It's a sad day for Ecuadorian wildlife and conservationists worldwide.
Ecuador’s Attorney General’s office is currently investigating the alleged poaching of four endangered giant Galápagos tortoises in the Galápagos archipelago. Authorities fear they may have been slaughtered for meat, though that has not been confirmed as of publication. Because the Galápagos islands are a protected national park, and as the animals are on the brink of extinction, this would be a huge infraction.
Tortoise meat is revered as a "delicacy" by wildlife poachers. And sadly, over the last year alone, more than 15 of them have been found dead in the Galápagos. Hence, authorities and environmentalists fear they are now being targeted.
“This is not an isolated incident. In September 2021, the remains of 15 critically endangered Giant Tortoises from the subspecies Chelonoidis guntheri were found on Isabela," reads a statement from U.S. organization, the Galápagos Conservancy, via CNN.
The nonprofit, which specifically focuses on sustainable development of the Galápagos Islands, “strongly condemns the poaching and eating of Giant Tortoises as an environmental crime.”
"Evidence from the investigation showed that the reptiles had likely been hunted for consumption,” the statement continues. Therefore, it comes as no surprise many are worried the population's numbers will continue to plummet, if serious action isn't taken soon.

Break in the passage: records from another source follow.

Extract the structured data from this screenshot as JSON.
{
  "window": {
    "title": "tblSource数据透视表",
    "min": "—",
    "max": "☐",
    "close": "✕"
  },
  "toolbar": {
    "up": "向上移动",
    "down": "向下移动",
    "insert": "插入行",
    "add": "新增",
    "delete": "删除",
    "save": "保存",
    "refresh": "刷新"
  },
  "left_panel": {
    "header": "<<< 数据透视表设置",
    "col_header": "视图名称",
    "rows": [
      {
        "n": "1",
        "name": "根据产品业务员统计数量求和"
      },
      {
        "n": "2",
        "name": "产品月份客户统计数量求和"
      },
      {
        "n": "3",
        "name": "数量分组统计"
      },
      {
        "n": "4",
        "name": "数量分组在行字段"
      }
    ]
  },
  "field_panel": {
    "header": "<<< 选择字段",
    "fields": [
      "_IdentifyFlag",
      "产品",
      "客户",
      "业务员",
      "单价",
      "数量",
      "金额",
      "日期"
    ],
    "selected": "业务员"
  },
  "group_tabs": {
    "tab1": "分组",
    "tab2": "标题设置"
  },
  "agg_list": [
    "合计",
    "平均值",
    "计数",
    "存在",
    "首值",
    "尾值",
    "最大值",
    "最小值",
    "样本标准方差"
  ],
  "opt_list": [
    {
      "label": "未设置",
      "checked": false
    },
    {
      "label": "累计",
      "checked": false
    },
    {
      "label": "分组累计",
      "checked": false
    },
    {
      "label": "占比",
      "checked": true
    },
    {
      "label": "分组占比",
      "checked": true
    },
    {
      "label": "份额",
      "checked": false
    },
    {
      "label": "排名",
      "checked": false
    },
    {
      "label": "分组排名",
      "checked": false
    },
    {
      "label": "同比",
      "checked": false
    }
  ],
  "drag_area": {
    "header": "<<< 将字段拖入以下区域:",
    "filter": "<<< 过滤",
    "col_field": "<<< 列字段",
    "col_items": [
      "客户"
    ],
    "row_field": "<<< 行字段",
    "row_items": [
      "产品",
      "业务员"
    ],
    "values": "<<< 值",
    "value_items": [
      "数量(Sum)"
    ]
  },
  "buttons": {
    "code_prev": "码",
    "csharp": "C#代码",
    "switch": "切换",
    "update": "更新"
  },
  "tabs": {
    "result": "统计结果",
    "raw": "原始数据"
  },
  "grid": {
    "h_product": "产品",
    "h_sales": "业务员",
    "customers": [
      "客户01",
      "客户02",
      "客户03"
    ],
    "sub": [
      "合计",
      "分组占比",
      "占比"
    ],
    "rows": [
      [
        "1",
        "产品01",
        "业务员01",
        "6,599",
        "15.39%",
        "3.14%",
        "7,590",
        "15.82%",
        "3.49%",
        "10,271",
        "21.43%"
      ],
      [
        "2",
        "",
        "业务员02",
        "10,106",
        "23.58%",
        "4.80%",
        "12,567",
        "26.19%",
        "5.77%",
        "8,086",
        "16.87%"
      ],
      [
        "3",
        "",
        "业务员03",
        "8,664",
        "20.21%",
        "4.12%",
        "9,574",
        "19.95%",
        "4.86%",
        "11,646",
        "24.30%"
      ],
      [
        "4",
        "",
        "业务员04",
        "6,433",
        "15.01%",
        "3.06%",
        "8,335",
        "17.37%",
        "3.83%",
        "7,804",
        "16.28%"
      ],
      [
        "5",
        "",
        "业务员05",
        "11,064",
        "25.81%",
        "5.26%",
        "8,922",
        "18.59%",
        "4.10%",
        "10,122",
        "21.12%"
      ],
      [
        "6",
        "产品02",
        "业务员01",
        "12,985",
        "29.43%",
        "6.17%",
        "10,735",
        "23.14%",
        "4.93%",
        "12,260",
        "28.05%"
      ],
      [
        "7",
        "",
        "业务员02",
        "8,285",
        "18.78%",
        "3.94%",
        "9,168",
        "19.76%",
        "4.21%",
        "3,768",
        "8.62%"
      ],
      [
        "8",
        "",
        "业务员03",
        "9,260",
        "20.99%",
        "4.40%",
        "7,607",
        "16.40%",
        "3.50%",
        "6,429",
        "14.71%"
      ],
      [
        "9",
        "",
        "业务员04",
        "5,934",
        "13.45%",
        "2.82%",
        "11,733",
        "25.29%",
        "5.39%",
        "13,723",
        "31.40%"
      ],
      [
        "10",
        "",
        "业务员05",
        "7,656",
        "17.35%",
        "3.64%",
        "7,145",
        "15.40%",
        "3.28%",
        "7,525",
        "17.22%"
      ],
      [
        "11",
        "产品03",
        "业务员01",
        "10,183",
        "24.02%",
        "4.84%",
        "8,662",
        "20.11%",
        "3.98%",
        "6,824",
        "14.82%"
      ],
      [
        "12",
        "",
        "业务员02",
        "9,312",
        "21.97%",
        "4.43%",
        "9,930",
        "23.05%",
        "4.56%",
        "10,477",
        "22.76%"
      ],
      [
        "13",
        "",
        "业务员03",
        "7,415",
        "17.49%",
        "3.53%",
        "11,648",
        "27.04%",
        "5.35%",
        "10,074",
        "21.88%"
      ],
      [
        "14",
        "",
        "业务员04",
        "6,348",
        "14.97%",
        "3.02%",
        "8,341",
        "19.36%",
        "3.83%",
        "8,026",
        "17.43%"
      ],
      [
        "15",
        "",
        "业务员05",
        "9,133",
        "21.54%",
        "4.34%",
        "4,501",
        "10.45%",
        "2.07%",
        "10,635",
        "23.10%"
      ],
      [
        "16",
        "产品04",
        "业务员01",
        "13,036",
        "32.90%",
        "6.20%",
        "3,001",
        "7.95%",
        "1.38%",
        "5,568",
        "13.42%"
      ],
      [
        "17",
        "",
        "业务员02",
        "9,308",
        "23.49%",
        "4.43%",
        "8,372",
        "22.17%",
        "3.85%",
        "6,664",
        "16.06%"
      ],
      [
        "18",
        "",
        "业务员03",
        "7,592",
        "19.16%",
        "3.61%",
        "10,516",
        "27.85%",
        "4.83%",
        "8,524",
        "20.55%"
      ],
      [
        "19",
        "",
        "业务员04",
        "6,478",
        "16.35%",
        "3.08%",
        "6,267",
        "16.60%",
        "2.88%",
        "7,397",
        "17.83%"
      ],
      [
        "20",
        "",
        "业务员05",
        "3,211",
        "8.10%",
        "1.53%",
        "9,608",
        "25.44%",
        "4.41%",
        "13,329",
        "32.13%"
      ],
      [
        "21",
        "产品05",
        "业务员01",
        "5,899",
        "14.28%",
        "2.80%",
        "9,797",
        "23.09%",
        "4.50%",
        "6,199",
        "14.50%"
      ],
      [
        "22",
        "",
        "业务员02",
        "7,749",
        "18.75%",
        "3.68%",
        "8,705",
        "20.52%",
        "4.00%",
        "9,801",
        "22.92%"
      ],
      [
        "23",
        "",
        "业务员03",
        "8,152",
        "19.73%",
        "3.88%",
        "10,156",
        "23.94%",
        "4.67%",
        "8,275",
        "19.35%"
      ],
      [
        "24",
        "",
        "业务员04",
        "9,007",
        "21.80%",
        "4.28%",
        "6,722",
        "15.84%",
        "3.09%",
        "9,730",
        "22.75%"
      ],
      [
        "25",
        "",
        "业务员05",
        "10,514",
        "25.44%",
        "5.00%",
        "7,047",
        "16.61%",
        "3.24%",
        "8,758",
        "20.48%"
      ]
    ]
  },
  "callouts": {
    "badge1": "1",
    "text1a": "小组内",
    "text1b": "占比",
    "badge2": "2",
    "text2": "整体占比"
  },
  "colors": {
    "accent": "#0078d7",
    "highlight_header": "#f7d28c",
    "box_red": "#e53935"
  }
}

Endangered Galápagos tortoises are possibly being hunted for meat, sources say.
Even though it has been illegal since 1933, Ecuadorian authorities fear Galápagos giant tortoises are being trophy hunted by poachers, for meat. Those found guilty of doing so could face at least three years of jail time, according to EuroNews.
Within the wildlife abundant archipelago, specifically on the island of Isabela, authorities recently stumbled upon four dead Galápagos giant tortoises — which has led to a preliminary investigation, conducted by the State Attorney General’s Office.
“This recent poaching incident is particularly egregious as very few individuals of the subspecies Chelonoidis guntheri remain in the wild,” the Galápagos Conservancy stated via EuroNews. “We must safeguard giant tortoises and the ecosystems they depend on.”
All 14 subspecies of the giant Galápagos tortoise are sadly considered either vulnerable, endangered, critically endangered or extinct — and despite their long lifespans, which can last up to 120 years, their numbers are dwindling rapidly.
So, what is being done about this matter? Authorities and organizations are taking action against hunters breaking the rules, to hopefully protect the beloved animal.
What is being done to protect the Galápagos tortoises?
As previously mentioned, Ecuadorian officials have opened a formal investigation to find the culprit of the dead tortoises. According to EcoWatch, its unit is honing in on environmental crimes. Galápagos National Park employees are giving statements, while wildlife experts are performing necroscopies on the dead tortoises.
“Ecuador’s Prosecutor opened a preliminary investigation to look into the facts related to the alleged hunting and slaughter of four giant tortoises,” the office stated in a tweet.
Our hearts are breaking for this endangered species — if something isn't done soon, the population could cease to exist within our lifetime.